**Directions for this task:** Type the records that follow again exactly as written, but drop the pictures.

**Material to process:**
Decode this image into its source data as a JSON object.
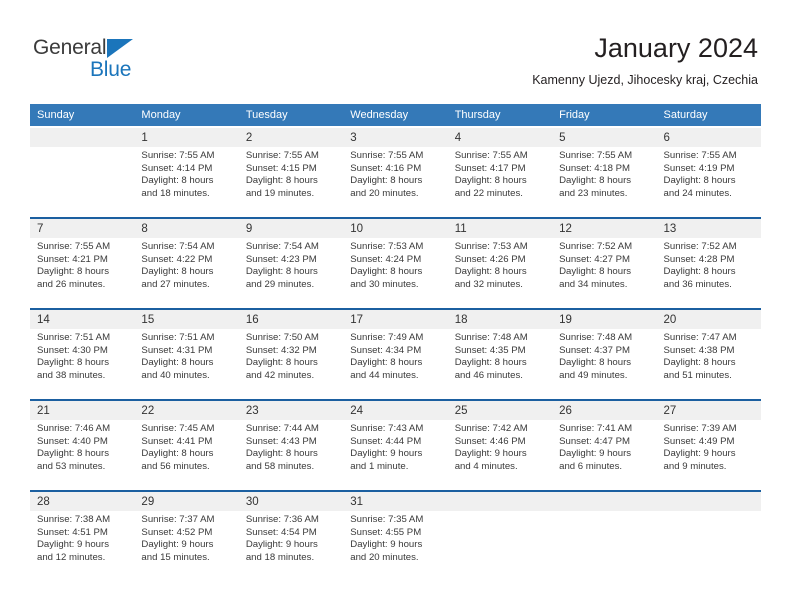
{
  "brand": {
    "name_part1": "General",
    "name_part2": "Blue",
    "primary_color": "#1b75bb",
    "header_color": "#3479b8",
    "separator_color": "#1b5fa0",
    "daynum_band_color": "#f0f0f0"
  },
  "header": {
    "title": "January 2024",
    "subtitle": "Kamenny Ujezd, Jihocesky kraj, Czechia"
  },
  "weekdays": [
    "Sunday",
    "Monday",
    "Tuesday",
    "Wednesday",
    "Thursday",
    "Friday",
    "Saturday"
  ],
  "weeks": [
    {
      "days": [
        {
          "num": "",
          "sunrise": "",
          "sunset": "",
          "daylight1": "",
          "daylight2": ""
        },
        {
          "num": "1",
          "sunrise": "Sunrise: 7:55 AM",
          "sunset": "Sunset: 4:14 PM",
          "daylight1": "Daylight: 8 hours",
          "daylight2": "and 18 minutes."
        },
        {
          "num": "2",
          "sunrise": "Sunrise: 7:55 AM",
          "sunset": "Sunset: 4:15 PM",
          "daylight1": "Daylight: 8 hours",
          "daylight2": "and 19 minutes."
        },
        {
          "num": "3",
          "sunrise": "Sunrise: 7:55 AM",
          "sunset": "Sunset: 4:16 PM",
          "daylight1": "Daylight: 8 hours",
          "daylight2": "and 20 minutes."
        },
        {
          "num": "4",
          "sunrise": "Sunrise: 7:55 AM",
          "sunset": "Sunset: 4:17 PM",
          "daylight1": "Daylight: 8 hours",
          "daylight2": "and 22 minutes."
        },
        {
          "num": "5",
          "sunrise": "Sunrise: 7:55 AM",
          "sunset": "Sunset: 4:18 PM",
          "daylight1": "Daylight: 8 hours",
          "daylight2": "and 23 minutes."
        },
        {
          "num": "6",
          "sunrise": "Sunrise: 7:55 AM",
          "sunset": "Sunset: 4:19 PM",
          "daylight1": "Daylight: 8 hours",
          "daylight2": "and 24 minutes."
        }
      ]
    },
    {
      "days": [
        {
          "num": "7",
          "sunrise": "Sunrise: 7:55 AM",
          "sunset": "Sunset: 4:21 PM",
          "daylight1": "Daylight: 8 hours",
          "daylight2": "and 26 minutes."
        },
        {
          "num": "8",
          "sunrise": "Sunrise: 7:54 AM",
          "sunset": "Sunset: 4:22 PM",
          "daylight1": "Daylight: 8 hours",
          "daylight2": "and 27 minutes."
        },
        {
          "num": "9",
          "sunrise": "Sunrise: 7:54 AM",
          "sunset": "Sunset: 4:23 PM",
          "daylight1": "Daylight: 8 hours",
          "daylight2": "and 29 minutes."
        },
        {
          "num": "10",
          "sunrise": "Sunrise: 7:53 AM",
          "sunset": "Sunset: 4:24 PM",
          "daylight1": "Daylight: 8 hours",
          "daylight2": "and 30 minutes."
        },
        {
          "num": "11",
          "sunrise": "Sunrise: 7:53 AM",
          "sunset": "Sunset: 4:26 PM",
          "daylight1": "Daylight: 8 hours",
          "daylight2": "and 32 minutes."
        },
        {
          "num": "12",
          "sunrise": "Sunrise: 7:52 AM",
          "sunset": "Sunset: 4:27 PM",
          "daylight1": "Daylight: 8 hours",
          "daylight2": "and 34 minutes."
        },
        {
          "num": "13",
          "sunrise": "Sunrise: 7:52 AM",
          "sunset": "Sunset: 4:28 PM",
          "daylight1": "Daylight: 8 hours",
          "daylight2": "and 36 minutes."
        }
      ]
    },
    {
      "days": [
        {
          "num": "14",
          "sunrise": "Sunrise: 7:51 AM",
          "sunset": "Sunset: 4:30 PM",
          "daylight1": "Daylight: 8 hours",
          "daylight2": "and 38 minutes."
        },
        {
          "num": "15",
          "sunrise": "Sunrise: 7:51 AM",
          "sunset": "Sunset: 4:31 PM",
          "daylight1": "Daylight: 8 hours",
          "daylight2": "and 40 minutes."
        },
        {
          "num": "16",
          "sunrise": "Sunrise: 7:50 AM",
          "sunset": "Sunset: 4:32 PM",
          "daylight1": "Daylight: 8 hours",
          "daylight2": "and 42 minutes."
        },
        {
          "num": "17",
          "sunrise": "Sunrise: 7:49 AM",
          "sunset": "Sunset: 4:34 PM",
          "daylight1": "Daylight: 8 hours",
          "daylight2": "and 44 minutes."
        },
        {
          "num": "18",
          "sunrise": "Sunrise: 7:48 AM",
          "sunset": "Sunset: 4:35 PM",
          "daylight1": "Daylight: 8 hours",
          "daylight2": "and 46 minutes."
        },
        {
          "num": "19",
          "sunrise": "Sunrise: 7:48 AM",
          "sunset": "Sunset: 4:37 PM",
          "daylight1": "Daylight: 8 hours",
          "daylight2": "and 49 minutes."
        },
        {
          "num": "20",
          "sunrise": "Sunrise: 7:47 AM",
          "sunset": "Sunset: 4:38 PM",
          "daylight1": "Daylight: 8 hours",
          "daylight2": "and 51 minutes."
        }
      ]
    },
    {
      "days": [
        {
          "num": "21",
          "sunrise": "Sunrise: 7:46 AM",
          "sunset": "Sunset: 4:40 PM",
          "daylight1": "Daylight: 8 hours",
          "daylight2": "and 53 minutes."
        },
        {
          "num": "22",
          "sunrise": "Sunrise: 7:45 AM",
          "sunset": "Sunset: 4:41 PM",
          "daylight1": "Daylight: 8 hours",
          "daylight2": "and 56 minutes."
        },
        {
          "num": "23",
          "sunrise": "Sunrise: 7:44 AM",
          "sunset": "Sunset: 4:43 PM",
          "daylight1": "Daylight: 8 hours",
          "daylight2": "and 58 minutes."
        },
        {
          "num": "24",
          "sunrise": "Sunrise: 7:43 AM",
          "sunset": "Sunset: 4:44 PM",
          "daylight1": "Daylight: 9 hours",
          "daylight2": "and 1 minute."
        },
        {
          "num": "25",
          "sunrise": "Sunrise: 7:42 AM",
          "sunset": "Sunset: 4:46 PM",
          "daylight1": "Daylight: 9 hours",
          "daylight2": "and 4 minutes."
        },
        {
          "num": "26",
          "sunrise": "Sunrise: 7:41 AM",
          "sunset": "Sunset: 4:47 PM",
          "daylight1": "Daylight: 9 hours",
          "daylight2": "and 6 minutes."
        },
        {
          "num": "27",
          "sunrise": "Sunrise: 7:39 AM",
          "sunset": "Sunset: 4:49 PM",
          "daylight1": "Daylight: 9 hours",
          "daylight2": "and 9 minutes."
        }
      ]
    },
    {
      "days": [
        {
          "num": "28",
          "sunrise": "Sunrise: 7:38 AM",
          "sunset": "Sunset: 4:51 PM",
          "daylight1": "Daylight: 9 hours",
          "daylight2": "and 12 minutes."
        },
        {
          "num": "29",
          "sunrise": "Sunrise: 7:37 AM",
          "sunset": "Sunset: 4:52 PM",
          "daylight1": "Daylight: 9 hours",
          "daylight2": "and 15 minutes."
        },
        {
          "num": "30",
          "sunrise": "Sunrise: 7:36 AM",
          "sunset": "Sunset: 4:54 PM",
          "daylight1": "Daylight: 9 hours",
          "daylight2": "and 18 minutes."
        },
        {
          "num": "31",
          "sunrise": "Sunrise: 7:35 AM",
          "sunset": "Sunset: 4:55 PM",
          "daylight1": "Daylight: 9 hours",
          "daylight2": "and 20 minutes."
        },
        {
          "num": "",
          "sunrise": "",
          "sunset": "",
          "daylight1": "",
          "daylight2": ""
        },
        {
          "num": "",
          "sunrise": "",
          "sunset": "",
          "daylight1": "",
          "daylight2": ""
        },
        {
          "num": "",
          "sunrise": "",
          "sunset": "",
          "daylight1": "",
          "daylight2": ""
        }
      ]
    }
  ]
}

**Your response:**
Decode this image into its source data as a JSON object.
{
  "brand": {
    "name_part1": "General",
    "name_part2": "Blue",
    "primary_color": "#1b75bb",
    "header_color": "#3479b8",
    "separator_color": "#1b5fa0",
    "daynum_band_color": "#f0f0f0"
  },
  "header": {
    "title": "January 2024",
    "subtitle": "Kamenny Ujezd, Jihocesky kraj, Czechia"
  },
  "weekdays": [
    "Sunday",
    "Monday",
    "Tuesday",
    "Wednesday",
    "Thursday",
    "Friday",
    "Saturday"
  ],
  "weeks": [
    {
      "days": [
        {
          "num": "",
          "sunrise": "",
          "sunset": "",
          "daylight1": "",
          "daylight2": ""
        },
        {
          "num": "1",
          "sunrise": "Sunrise: 7:55 AM",
          "sunset": "Sunset: 4:14 PM",
          "daylight1": "Daylight: 8 hours",
          "daylight2": "and 18 minutes."
        },
        {
          "num": "2",
          "sunrise": "Sunrise: 7:55 AM",
          "sunset": "Sunset: 4:15 PM",
          "daylight1": "Daylight: 8 hours",
          "daylight2": "and 19 minutes."
        },
        {
          "num": "3",
          "sunrise": "Sunrise: 7:55 AM",
          "sunset": "Sunset: 4:16 PM",
          "daylight1": "Daylight: 8 hours",
          "daylight2": "and 20 minutes."
        },
        {
          "num": "4",
          "sunrise": "Sunrise: 7:55 AM",
          "sunset": "Sunset: 4:17 PM",
          "daylight1": "Daylight: 8 hours",
          "daylight2": "and 22 minutes."
        },
        {
          "num": "5",
          "sunrise": "Sunrise: 7:55 AM",
          "sunset": "Sunset: 4:18 PM",
          "daylight1": "Daylight: 8 hours",
          "daylight2": "and 23 minutes."
        },
        {
          "num": "6",
          "sunrise": "Sunrise: 7:55 AM",
          "sunset": "Sunset: 4:19 PM",
          "daylight1": "Daylight: 8 hours",
          "daylight2": "and 24 minutes."
        }
      ]
    },
    {
      "days": [
        {
          "num": "7",
          "sunrise": "Sunrise: 7:55 AM",
          "sunset": "Sunset: 4:21 PM",
          "daylight1": "Daylight: 8 hours",
          "daylight2": "and 26 minutes."
        },
        {
          "num": "8",
          "sunrise": "Sunrise: 7:54 AM",
          "sunset": "Sunset: 4:22 PM",
          "daylight1": "Daylight: 8 hours",
          "daylight2": "and 27 minutes."
        },
        {
          "num": "9",
          "sunrise": "Sunrise: 7:54 AM",
          "sunset": "Sunset: 4:23 PM",
          "daylight1": "Daylight: 8 hours",
          "daylight2": "and 29 minutes."
        },
        {
          "num": "10",
          "sunrise": "Sunrise: 7:53 AM",
          "sunset": "Sunset: 4:24 PM",
          "daylight1": "Daylight: 8 hours",
          "daylight2": "and 30 minutes."
        },
        {
          "num": "11",
          "sunrise": "Sunrise: 7:53 AM",
          "sunset": "Sunset: 4:26 PM",
          "daylight1": "Daylight: 8 hours",
          "daylight2": "and 32 minutes."
        },
        {
          "num": "12",
          "sunrise": "Sunrise: 7:52 AM",
          "sunset": "Sunset: 4:27 PM",
          "daylight1": "Daylight: 8 hours",
          "daylight2": "and 34 minutes."
        },
        {
          "num": "13",
          "sunrise": "Sunrise: 7:52 AM",
          "sunset": "Sunset: 4:28 PM",
          "daylight1": "Daylight: 8 hours",
          "daylight2": "and 36 minutes."
        }
      ]
    },
    {
      "days": [
        {
          "num": "14",
          "sunrise": "Sunrise: 7:51 AM",
          "sunset": "Sunset: 4:30 PM",
          "daylight1": "Daylight: 8 hours",
          "daylight2": "and 38 minutes."
        },
        {
          "num": "15",
          "sunrise": "Sunrise: 7:51 AM",
          "sunset": "Sunset: 4:31 PM",
          "daylight1": "Daylight: 8 hours",
          "daylight2": "and 40 minutes."
        },
        {
          "num": "16",
          "sunrise": "Sunrise: 7:50 AM",
          "sunset": "Sunset: 4:32 PM",
          "daylight1": "Daylight: 8 hours",
          "daylight2": "and 42 minutes."
        },
        {
          "num": "17",
          "sunrise": "Sunrise: 7:49 AM",
          "sunset": "Sunset: 4:34 PM",
          "daylight1": "Daylight: 8 hours",
          "daylight2": "and 44 minutes."
        },
        {
          "num": "18",
          "sunrise": "Sunrise: 7:48 AM",
          "sunset": "Sunset: 4:35 PM",
          "daylight1": "Daylight: 8 hours",
          "daylight2": "and 46 minutes."
        },
        {
          "num": "19",
          "sunrise": "Sunrise: 7:48 AM",
          "sunset": "Sunset: 4:37 PM",
          "daylight1": "Daylight: 8 hours",
          "daylight2": "and 49 minutes."
        },
        {
          "num": "20",
          "sunrise": "Sunrise: 7:47 AM",
          "sunset": "Sunset: 4:38 PM",
          "daylight1": "Daylight: 8 hours",
          "daylight2": "and 51 minutes."
        }
      ]
    },
    {
      "days": [
        {
          "num": "21",
          "sunrise": "Sunrise: 7:46 AM",
          "sunset": "Sunset: 4:40 PM",
          "daylight1": "Daylight: 8 hours",
          "daylight2": "and 53 minutes."
        },
        {
          "num": "22",
          "sunrise": "Sunrise: 7:45 AM",
          "sunset": "Sunset: 4:41 PM",
          "daylight1": "Daylight: 8 hours",
          "daylight2": "and 56 minutes."
        },
        {
          "num": "23",
          "sunrise": "Sunrise: 7:44 AM",
          "sunset": "Sunset: 4:43 PM",
          "daylight1": "Daylight: 8 hours",
          "daylight2": "and 58 minutes."
        },
        {
          "num": "24",
          "sunrise": "Sunrise: 7:43 AM",
          "sunset": "Sunset: 4:44 PM",
          "daylight1": "Daylight: 9 hours",
          "daylight2": "and 1 minute."
        },
        {
          "num": "25",
          "sunrise": "Sunrise: 7:42 AM",
          "sunset": "Sunset: 4:46 PM",
          "daylight1": "Daylight: 9 hours",
          "daylight2": "and 4 minutes."
        },
        {
          "num": "26",
          "sunrise": "Sunrise: 7:41 AM",
          "sunset": "Sunset: 4:47 PM",
          "daylight1": "Daylight: 9 hours",
          "daylight2": "and 6 minutes."
        },
        {
          "num": "27",
          "sunrise": "Sunrise: 7:39 AM",
          "sunset": "Sunset: 4:49 PM",
          "daylight1": "Daylight: 9 hours",
          "daylight2": "and 9 minutes."
        }
      ]
    },
    {
      "days": [
        {
          "num": "28",
          "sunrise": "Sunrise: 7:38 AM",
          "sunset": "Sunset: 4:51 PM",
          "daylight1": "Daylight: 9 hours",
          "daylight2": "and 12 minutes."
        },
        {
          "num": "29",
          "sunrise": "Sunrise: 7:37 AM",
          "sunset": "Sunset: 4:52 PM",
          "daylight1": "Daylight: 9 hours",
          "daylight2": "and 15 minutes."
        },
        {
          "num": "30",
          "sunrise": "Sunrise: 7:36 AM",
          "sunset": "Sunset: 4:54 PM",
          "daylight1": "Daylight: 9 hours",
          "daylight2": "and 18 minutes."
        },
        {
          "num": "31",
          "sunrise": "Sunrise: 7:35 AM",
          "sunset": "Sunset: 4:55 PM",
          "daylight1": "Daylight: 9 hours",
          "daylight2": "and 20 minutes."
        },
        {
          "num": "",
          "sunrise": "",
          "sunset": "",
          "daylight1": "",
          "daylight2": ""
        },
        {
          "num": "",
          "sunrise": "",
          "sunset": "",
          "daylight1": "",
          "daylight2": ""
        },
        {
          "num": "",
          "sunrise": "",
          "sunset": "",
          "daylight1": "",
          "daylight2": ""
        }
      ]
    }
  ]
}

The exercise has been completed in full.